(Dataset rows for apps and sites)
· · ·

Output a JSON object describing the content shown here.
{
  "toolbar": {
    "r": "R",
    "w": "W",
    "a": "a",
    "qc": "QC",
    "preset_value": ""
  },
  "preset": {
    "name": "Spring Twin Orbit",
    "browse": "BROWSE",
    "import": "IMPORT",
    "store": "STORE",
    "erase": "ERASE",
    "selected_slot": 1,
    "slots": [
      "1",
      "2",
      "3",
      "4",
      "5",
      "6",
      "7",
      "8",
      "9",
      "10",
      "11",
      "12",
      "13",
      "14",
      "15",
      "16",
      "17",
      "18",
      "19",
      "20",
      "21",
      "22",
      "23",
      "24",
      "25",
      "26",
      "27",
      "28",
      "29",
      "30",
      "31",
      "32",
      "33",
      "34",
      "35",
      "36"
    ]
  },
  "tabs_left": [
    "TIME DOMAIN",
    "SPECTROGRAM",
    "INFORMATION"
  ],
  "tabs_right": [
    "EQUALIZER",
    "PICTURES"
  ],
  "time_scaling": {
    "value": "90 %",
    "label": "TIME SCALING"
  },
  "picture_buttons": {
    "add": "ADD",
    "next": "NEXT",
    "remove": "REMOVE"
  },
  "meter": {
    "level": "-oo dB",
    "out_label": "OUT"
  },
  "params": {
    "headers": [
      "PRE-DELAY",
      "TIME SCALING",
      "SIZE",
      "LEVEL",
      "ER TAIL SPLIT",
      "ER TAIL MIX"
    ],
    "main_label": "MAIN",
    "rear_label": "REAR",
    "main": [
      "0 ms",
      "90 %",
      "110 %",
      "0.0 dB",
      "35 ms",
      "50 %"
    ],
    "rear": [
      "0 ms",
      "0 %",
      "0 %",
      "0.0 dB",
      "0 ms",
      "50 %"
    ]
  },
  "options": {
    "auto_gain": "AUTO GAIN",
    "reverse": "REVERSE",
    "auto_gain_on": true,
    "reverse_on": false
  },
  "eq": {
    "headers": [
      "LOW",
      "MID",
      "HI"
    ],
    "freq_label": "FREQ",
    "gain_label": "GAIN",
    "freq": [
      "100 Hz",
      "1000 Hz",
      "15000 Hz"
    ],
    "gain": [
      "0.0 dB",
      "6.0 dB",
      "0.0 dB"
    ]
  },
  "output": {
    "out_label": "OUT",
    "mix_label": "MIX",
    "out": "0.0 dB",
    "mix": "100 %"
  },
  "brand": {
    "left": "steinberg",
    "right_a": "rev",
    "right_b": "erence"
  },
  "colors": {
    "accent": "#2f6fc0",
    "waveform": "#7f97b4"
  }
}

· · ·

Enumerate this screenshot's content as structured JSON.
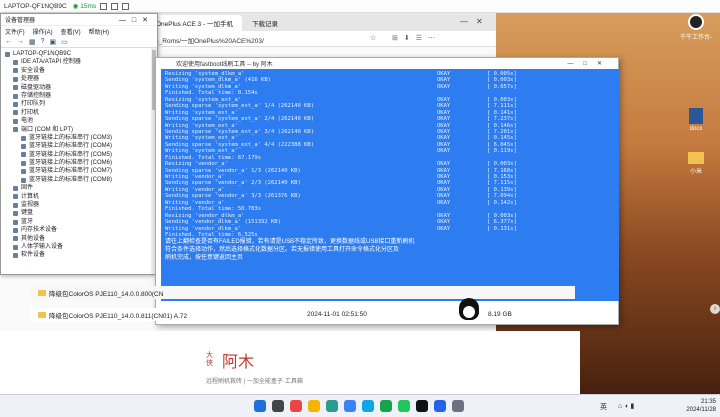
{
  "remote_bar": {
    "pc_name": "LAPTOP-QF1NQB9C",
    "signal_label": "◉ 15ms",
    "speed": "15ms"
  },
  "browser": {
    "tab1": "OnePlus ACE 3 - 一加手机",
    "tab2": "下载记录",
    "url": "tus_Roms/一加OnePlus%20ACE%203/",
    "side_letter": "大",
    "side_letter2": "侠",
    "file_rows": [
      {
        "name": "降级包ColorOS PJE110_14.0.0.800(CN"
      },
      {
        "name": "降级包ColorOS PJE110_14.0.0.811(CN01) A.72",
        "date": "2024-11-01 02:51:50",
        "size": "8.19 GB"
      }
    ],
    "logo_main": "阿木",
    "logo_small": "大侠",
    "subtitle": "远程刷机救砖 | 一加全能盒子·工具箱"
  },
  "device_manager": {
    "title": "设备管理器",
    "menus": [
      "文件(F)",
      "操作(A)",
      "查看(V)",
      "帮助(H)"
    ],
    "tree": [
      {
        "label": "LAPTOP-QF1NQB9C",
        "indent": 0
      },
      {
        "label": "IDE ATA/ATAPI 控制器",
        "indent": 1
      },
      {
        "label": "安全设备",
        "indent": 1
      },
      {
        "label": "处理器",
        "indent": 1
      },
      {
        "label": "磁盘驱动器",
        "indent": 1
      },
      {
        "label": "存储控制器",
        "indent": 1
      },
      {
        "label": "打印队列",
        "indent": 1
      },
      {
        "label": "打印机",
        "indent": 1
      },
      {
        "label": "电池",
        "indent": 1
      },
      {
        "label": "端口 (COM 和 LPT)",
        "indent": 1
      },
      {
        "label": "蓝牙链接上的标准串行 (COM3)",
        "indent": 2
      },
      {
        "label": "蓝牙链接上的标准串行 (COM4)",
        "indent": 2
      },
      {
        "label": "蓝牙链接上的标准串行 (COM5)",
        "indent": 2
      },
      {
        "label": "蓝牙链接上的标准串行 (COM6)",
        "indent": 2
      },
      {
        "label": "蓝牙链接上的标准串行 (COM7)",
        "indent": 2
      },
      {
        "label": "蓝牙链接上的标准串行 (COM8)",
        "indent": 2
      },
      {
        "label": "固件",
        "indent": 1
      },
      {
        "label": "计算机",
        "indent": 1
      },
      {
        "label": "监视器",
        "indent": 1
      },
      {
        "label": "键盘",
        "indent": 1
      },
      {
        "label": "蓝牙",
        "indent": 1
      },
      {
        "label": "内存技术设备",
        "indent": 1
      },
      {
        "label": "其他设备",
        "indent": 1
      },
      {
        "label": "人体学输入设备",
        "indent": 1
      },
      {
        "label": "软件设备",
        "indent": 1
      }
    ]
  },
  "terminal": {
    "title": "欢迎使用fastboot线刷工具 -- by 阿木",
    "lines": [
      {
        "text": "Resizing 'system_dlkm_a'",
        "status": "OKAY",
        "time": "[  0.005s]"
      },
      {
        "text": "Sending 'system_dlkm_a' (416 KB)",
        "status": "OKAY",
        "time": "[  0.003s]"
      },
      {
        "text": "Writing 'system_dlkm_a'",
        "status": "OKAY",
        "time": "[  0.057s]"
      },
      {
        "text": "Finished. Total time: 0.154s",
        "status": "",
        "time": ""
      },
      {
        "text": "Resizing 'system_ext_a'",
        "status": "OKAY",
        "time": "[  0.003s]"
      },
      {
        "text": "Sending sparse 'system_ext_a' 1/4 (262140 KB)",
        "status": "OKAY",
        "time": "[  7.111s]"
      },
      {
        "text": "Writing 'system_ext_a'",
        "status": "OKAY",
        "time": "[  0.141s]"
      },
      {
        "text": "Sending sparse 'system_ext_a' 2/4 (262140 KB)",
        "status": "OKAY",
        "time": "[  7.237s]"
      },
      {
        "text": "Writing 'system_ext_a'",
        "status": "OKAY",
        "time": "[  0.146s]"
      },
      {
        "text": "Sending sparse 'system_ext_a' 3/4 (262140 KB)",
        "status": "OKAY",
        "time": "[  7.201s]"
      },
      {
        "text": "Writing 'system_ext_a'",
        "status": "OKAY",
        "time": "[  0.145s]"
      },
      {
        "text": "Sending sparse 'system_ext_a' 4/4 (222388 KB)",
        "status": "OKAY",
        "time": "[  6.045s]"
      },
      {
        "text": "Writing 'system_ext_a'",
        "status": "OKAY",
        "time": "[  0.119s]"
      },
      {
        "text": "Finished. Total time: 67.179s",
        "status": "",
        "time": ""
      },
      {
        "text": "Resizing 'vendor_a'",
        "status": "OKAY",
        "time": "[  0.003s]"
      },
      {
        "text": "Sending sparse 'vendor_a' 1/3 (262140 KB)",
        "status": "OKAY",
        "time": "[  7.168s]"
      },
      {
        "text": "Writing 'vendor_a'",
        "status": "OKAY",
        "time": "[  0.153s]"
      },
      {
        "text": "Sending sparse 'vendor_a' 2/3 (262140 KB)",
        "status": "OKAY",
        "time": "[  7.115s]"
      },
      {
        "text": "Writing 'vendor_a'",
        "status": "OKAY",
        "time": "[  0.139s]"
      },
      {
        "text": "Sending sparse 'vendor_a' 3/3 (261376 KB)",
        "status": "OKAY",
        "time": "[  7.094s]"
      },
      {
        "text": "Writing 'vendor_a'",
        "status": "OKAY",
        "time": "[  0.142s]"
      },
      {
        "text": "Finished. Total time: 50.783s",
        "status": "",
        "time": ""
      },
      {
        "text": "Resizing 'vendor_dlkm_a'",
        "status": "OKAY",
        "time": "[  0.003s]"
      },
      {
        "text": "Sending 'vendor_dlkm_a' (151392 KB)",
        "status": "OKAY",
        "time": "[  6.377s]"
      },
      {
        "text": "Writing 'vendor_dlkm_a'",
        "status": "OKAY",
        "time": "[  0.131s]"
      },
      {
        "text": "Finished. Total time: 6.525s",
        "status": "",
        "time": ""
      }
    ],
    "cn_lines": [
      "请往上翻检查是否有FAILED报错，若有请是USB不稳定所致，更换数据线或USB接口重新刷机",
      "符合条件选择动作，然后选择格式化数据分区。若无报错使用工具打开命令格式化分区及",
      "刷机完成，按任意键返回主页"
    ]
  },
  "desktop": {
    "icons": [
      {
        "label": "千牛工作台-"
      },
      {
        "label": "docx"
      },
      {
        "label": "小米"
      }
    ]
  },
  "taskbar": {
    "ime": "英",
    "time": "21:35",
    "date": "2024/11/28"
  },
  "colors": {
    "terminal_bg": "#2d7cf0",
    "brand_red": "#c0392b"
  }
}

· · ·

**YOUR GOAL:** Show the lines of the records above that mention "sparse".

**SOLVED PROBLEM:**
        "text": "Sending sparse 'system_ext_a' 1/4 (262140 KB)",
        "text": "Sending sparse 'system_ext_a' 2/4 (262140 KB)",
        "text": "Sending sparse 'system_ext_a' 3/4 (262140 KB)",
        "text": "Sending sparse 'system_ext_a' 4/4 (222388 KB)",
        "text": "Sending sparse 'vendor_a' 1/3 (262140 KB)",
        "text": "Sending sparse 'vendor_a' 2/3 (262140 KB)",
        "text": "Sending sparse 'vendor_a' 3/3 (261376 KB)",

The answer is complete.